TO DO:
Report back every line below that carries the word "color".
-------- INFORMATION SUPPLIED --------
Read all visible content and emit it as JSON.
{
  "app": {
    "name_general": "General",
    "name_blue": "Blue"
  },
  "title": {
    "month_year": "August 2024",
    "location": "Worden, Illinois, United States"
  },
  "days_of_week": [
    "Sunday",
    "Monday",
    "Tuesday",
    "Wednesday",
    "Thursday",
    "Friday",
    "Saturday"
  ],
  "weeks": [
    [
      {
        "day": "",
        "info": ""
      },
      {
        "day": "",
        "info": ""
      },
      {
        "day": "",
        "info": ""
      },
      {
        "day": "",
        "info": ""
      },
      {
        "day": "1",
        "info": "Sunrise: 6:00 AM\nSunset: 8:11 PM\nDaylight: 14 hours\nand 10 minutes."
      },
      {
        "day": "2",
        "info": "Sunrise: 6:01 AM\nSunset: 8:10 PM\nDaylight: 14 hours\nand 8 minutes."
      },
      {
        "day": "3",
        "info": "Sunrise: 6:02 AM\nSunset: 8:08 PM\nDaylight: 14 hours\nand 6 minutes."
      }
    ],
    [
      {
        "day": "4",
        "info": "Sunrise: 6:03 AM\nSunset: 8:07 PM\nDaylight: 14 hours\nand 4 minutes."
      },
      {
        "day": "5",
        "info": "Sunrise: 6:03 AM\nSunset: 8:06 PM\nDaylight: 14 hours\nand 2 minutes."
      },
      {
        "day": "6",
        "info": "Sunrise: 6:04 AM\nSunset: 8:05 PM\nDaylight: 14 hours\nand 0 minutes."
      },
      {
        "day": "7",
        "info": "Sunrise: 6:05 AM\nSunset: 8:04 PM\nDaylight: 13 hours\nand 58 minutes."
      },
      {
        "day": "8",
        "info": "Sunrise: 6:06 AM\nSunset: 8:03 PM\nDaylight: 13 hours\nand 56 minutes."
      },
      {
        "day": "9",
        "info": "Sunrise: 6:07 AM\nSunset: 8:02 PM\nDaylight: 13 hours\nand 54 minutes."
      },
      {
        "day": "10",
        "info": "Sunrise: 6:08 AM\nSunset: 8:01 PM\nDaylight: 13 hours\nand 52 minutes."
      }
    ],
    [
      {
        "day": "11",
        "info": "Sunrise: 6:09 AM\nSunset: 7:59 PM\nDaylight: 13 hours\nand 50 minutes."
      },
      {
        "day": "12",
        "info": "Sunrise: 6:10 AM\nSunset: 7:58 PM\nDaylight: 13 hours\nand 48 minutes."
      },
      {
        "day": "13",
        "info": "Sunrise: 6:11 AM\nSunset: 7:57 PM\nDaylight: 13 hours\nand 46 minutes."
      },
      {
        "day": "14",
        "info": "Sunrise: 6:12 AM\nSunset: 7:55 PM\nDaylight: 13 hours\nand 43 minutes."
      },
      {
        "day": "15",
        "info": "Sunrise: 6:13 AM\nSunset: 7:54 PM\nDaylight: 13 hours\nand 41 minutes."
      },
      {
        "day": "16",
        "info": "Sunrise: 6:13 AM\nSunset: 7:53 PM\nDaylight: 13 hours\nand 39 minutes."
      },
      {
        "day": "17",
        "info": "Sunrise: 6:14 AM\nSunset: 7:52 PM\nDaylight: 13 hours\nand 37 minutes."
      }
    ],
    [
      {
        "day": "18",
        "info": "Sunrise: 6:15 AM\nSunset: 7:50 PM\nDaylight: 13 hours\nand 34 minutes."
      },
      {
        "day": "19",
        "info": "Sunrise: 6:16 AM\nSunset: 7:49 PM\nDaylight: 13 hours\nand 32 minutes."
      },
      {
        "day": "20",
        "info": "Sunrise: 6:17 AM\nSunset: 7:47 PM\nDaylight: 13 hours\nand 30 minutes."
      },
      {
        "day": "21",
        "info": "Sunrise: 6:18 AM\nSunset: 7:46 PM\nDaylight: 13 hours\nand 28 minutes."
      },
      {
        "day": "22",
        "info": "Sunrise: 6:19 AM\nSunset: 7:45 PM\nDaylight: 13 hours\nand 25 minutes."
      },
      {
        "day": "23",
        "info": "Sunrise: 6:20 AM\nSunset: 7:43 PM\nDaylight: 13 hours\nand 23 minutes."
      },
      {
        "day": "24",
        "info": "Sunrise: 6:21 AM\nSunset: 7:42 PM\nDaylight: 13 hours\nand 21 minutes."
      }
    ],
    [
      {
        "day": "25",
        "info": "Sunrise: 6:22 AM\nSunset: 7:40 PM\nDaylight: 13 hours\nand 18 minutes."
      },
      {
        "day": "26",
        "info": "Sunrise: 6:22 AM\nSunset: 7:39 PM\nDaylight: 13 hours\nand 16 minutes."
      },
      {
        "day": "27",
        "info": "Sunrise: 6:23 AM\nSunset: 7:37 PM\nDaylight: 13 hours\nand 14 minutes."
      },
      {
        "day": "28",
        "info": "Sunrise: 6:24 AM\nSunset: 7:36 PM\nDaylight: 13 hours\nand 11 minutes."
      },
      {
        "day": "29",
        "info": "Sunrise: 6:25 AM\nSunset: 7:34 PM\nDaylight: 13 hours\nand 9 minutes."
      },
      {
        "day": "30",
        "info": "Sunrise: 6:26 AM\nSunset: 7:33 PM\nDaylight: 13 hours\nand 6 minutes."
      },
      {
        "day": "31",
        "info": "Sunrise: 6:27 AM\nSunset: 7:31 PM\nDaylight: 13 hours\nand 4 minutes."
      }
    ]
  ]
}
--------
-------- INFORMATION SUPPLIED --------
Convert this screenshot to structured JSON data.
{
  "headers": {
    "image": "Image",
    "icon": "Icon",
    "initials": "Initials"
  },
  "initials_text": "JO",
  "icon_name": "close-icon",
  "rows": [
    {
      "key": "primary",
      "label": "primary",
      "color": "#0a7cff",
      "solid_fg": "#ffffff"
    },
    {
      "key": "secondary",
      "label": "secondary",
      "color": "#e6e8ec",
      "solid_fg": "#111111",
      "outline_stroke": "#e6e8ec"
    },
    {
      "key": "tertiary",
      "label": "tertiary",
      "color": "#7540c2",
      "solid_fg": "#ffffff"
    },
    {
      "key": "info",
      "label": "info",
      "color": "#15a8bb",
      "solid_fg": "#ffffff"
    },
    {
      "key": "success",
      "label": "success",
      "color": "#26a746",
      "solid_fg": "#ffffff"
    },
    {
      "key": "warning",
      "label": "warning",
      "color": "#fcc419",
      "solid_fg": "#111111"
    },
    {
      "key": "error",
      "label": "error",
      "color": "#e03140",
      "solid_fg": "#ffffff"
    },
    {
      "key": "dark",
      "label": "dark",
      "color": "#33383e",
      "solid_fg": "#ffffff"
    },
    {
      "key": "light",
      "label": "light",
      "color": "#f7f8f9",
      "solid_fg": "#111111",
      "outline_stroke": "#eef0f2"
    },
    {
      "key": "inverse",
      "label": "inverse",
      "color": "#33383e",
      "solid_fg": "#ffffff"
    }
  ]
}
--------
FINISHED TASK:
      "color": "#0a7cff",
      "color": "#e6e8ec",
      "color": "#7540c2",
      "color": "#15a8bb",
      "color": "#26a746",
      "color": "#fcc419",
      "color": "#e03140",
      "color": "#33383e",
      "color": "#f7f8f9",
      "color": "#33383e",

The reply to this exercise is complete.